EXERCISE DETAILS:
Reproduce all of the data exactly. Images are not to appear in the reply.

(Extracted records)
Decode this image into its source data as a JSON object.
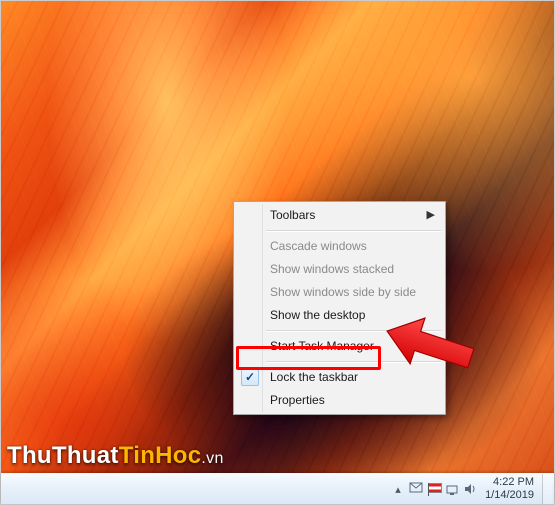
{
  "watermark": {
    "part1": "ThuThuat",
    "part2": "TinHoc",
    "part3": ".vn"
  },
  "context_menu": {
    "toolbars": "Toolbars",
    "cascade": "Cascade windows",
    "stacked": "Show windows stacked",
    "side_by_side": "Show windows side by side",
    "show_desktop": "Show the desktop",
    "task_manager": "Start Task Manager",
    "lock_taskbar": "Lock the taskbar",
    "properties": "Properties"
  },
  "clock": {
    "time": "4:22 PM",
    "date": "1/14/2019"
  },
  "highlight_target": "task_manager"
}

ANSWER BOX:
Decode this image into its source data as a JSON object.
{
  "watermark": {
    "part1": "ThuThuat",
    "part2": "TinHoc",
    "part3": ".vn"
  },
  "context_menu": {
    "toolbars": "Toolbars",
    "cascade": "Cascade windows",
    "stacked": "Show windows stacked",
    "side_by_side": "Show windows side by side",
    "show_desktop": "Show the desktop",
    "task_manager": "Start Task Manager",
    "lock_taskbar": "Lock the taskbar",
    "properties": "Properties"
  },
  "clock": {
    "time": "4:22 PM",
    "date": "1/14/2019"
  },
  "highlight_target": "task_manager"
}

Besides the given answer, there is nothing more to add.